**WHAT YOU HAVE TO DO**
Where a line of the records contains the word "JSON", show that line.

**DATA**
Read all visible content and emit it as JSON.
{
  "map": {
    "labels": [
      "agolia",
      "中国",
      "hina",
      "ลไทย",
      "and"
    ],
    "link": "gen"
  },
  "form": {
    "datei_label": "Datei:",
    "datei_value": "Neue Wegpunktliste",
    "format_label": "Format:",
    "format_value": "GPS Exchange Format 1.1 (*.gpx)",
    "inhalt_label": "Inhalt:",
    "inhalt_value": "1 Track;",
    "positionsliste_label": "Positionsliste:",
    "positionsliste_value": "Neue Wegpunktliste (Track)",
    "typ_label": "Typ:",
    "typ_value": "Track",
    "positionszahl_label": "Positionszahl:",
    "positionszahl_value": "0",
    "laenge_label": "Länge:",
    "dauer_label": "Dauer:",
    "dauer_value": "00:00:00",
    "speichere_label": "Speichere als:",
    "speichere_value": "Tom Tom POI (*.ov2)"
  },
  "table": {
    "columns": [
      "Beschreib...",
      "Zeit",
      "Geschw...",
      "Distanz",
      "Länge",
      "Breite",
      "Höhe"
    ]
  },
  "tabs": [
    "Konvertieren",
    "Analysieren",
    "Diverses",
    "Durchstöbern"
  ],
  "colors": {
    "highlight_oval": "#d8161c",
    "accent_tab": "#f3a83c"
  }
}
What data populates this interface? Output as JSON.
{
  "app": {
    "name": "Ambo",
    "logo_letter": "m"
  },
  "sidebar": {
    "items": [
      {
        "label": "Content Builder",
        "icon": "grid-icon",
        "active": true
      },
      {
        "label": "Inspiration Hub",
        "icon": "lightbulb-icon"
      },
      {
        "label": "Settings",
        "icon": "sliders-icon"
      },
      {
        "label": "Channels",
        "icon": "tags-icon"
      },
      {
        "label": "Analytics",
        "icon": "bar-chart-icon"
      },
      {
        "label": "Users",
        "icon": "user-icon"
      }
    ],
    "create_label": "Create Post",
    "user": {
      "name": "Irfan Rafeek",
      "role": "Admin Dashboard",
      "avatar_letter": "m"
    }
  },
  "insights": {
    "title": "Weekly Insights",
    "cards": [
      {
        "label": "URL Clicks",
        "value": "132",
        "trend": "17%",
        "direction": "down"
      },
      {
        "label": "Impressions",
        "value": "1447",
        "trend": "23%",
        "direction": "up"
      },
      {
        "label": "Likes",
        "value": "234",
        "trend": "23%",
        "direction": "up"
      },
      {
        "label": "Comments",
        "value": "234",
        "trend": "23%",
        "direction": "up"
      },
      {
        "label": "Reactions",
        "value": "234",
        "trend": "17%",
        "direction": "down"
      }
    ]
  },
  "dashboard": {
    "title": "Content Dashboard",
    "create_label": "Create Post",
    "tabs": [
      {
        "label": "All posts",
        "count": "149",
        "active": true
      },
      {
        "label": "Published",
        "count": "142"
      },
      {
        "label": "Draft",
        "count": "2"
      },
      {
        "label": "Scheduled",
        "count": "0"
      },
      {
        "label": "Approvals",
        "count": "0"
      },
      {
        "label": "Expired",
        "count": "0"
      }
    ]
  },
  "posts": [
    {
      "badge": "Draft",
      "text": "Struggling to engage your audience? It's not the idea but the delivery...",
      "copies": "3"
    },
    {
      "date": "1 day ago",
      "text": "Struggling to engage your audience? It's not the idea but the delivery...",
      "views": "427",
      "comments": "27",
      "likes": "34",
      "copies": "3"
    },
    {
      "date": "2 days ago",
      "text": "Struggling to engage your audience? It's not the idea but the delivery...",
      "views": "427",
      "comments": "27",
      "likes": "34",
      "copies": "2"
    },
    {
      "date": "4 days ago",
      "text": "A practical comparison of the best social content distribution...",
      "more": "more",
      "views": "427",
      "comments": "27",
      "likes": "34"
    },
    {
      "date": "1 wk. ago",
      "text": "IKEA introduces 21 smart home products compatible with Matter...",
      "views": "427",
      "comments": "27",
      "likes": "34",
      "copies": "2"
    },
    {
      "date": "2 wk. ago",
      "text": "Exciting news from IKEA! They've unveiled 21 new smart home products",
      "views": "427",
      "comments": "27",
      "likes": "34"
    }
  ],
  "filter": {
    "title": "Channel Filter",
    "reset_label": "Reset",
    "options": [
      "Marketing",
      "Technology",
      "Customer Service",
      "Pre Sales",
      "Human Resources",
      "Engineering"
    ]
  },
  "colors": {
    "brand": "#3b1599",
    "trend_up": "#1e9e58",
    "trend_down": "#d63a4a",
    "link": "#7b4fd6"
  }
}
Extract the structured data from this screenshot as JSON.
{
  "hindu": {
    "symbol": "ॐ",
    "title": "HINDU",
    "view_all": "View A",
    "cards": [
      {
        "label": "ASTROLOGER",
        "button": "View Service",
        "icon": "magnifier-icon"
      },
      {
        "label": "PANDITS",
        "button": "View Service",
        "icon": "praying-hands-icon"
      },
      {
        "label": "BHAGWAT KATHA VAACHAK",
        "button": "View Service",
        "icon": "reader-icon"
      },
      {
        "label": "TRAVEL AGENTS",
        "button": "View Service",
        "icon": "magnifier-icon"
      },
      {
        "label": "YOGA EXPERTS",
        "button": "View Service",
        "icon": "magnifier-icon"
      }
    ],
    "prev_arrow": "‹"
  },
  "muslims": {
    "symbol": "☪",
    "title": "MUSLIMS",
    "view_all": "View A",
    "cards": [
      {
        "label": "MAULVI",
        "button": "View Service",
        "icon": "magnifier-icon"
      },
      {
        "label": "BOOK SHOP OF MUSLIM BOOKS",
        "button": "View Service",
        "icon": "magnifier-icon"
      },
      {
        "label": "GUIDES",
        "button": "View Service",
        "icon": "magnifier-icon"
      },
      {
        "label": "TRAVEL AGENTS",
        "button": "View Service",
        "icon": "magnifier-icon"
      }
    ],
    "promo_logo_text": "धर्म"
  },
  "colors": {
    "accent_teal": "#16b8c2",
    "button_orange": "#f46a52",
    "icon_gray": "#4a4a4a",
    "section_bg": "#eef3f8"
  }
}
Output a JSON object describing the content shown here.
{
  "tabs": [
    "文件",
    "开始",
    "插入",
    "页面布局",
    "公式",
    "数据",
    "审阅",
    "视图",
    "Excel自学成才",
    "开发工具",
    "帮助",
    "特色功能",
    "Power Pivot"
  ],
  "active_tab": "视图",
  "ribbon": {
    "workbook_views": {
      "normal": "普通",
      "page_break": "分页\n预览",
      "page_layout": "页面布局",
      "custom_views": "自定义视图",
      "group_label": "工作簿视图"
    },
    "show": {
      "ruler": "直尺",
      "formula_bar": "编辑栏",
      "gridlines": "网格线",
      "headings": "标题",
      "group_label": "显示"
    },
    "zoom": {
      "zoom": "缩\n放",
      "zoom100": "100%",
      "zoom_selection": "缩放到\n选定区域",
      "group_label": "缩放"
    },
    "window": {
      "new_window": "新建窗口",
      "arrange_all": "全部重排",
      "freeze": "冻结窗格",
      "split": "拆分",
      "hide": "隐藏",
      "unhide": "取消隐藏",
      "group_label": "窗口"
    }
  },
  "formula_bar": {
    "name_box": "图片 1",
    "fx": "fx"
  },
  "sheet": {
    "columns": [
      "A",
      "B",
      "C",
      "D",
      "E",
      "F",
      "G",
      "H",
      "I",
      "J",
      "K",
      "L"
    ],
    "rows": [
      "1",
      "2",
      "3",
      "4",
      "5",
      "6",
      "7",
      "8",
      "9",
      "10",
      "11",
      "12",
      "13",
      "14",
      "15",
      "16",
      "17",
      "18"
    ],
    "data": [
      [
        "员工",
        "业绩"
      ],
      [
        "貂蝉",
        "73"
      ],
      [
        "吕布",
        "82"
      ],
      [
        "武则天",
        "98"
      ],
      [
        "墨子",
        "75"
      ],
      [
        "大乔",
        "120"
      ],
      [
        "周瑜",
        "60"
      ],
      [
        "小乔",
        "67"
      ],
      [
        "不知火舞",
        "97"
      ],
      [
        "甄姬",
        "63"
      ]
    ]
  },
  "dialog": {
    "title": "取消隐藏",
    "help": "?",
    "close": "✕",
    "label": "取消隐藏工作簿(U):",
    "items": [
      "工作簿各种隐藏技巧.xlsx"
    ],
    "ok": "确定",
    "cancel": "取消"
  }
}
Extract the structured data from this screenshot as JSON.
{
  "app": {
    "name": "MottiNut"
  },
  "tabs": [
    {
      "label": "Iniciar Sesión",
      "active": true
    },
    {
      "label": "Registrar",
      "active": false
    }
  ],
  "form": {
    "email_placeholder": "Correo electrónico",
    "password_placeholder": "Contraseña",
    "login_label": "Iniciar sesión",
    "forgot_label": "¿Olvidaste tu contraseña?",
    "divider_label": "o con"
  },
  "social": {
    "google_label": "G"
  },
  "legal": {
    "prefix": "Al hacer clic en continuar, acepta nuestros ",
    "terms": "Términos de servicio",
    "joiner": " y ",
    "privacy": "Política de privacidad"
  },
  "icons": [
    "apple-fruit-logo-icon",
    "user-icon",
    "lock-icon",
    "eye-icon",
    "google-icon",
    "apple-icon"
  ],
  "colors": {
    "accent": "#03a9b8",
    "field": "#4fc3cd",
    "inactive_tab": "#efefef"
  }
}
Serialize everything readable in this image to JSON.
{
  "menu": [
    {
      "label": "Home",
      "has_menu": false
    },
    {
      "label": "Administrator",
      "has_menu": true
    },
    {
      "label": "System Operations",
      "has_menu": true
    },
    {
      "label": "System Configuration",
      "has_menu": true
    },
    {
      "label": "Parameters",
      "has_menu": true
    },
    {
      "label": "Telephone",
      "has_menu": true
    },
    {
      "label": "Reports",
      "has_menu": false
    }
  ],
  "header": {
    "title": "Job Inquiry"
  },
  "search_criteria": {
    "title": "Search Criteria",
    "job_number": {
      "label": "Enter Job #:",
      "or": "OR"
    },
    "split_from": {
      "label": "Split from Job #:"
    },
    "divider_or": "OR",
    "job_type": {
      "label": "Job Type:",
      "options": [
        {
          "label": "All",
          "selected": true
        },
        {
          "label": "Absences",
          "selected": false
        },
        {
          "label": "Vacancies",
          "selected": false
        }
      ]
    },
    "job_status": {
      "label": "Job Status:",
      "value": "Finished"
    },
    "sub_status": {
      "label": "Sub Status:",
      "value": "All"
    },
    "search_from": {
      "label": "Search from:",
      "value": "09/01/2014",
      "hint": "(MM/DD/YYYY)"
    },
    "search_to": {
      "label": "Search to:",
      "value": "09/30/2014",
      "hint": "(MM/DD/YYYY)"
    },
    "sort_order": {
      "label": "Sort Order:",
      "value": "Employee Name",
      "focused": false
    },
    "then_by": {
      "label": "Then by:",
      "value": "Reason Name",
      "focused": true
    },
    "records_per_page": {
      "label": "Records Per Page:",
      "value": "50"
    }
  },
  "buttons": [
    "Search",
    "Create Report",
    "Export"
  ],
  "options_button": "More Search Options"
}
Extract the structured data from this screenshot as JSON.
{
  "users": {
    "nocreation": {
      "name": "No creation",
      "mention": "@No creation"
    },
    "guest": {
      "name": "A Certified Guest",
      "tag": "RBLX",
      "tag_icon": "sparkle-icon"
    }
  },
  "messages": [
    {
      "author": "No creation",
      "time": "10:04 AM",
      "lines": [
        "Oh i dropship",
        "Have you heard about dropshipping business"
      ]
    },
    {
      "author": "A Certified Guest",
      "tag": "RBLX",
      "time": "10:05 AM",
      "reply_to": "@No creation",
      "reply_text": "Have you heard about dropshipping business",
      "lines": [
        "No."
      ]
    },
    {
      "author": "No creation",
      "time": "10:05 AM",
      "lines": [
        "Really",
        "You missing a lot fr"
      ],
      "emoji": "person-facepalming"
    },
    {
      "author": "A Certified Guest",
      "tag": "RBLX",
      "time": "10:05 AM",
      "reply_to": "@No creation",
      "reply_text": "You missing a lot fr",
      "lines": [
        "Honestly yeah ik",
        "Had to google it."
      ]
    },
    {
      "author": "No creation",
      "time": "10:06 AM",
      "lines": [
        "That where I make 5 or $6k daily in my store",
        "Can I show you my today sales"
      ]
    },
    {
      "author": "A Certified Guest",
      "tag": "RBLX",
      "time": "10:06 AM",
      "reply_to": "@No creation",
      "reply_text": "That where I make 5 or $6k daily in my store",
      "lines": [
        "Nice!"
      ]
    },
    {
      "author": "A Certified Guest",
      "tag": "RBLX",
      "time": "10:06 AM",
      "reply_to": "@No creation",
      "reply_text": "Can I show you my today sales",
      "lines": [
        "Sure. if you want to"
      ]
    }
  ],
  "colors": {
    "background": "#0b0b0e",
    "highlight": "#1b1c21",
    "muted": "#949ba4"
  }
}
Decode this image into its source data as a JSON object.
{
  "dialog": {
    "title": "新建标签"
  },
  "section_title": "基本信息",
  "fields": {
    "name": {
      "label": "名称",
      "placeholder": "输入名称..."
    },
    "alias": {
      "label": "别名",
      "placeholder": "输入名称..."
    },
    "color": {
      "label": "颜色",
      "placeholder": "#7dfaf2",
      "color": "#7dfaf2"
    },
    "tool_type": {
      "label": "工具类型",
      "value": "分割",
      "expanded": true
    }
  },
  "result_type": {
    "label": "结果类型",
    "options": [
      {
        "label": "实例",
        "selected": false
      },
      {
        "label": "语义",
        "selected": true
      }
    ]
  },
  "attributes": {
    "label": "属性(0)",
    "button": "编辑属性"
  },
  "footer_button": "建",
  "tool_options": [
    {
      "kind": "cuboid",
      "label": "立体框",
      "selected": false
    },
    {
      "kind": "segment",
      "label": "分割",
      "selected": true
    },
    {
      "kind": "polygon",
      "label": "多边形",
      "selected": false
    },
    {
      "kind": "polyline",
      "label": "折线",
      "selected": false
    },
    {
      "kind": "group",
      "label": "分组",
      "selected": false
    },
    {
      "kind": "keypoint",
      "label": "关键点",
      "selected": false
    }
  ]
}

**ANSWER TO THIS TASK**
Read all visible content and emit it as JSON.
What data populates this interface? Output as JSON.
Extract the structured data from this screenshot as JSON.
Output a JSON object describing the content shown here.
Extract the structured data from this screenshot as JSON.
Serialize everything readable in this image to JSON.
Extract the structured data from this screenshot as JSON.
Decode this image into its source data as a JSON object.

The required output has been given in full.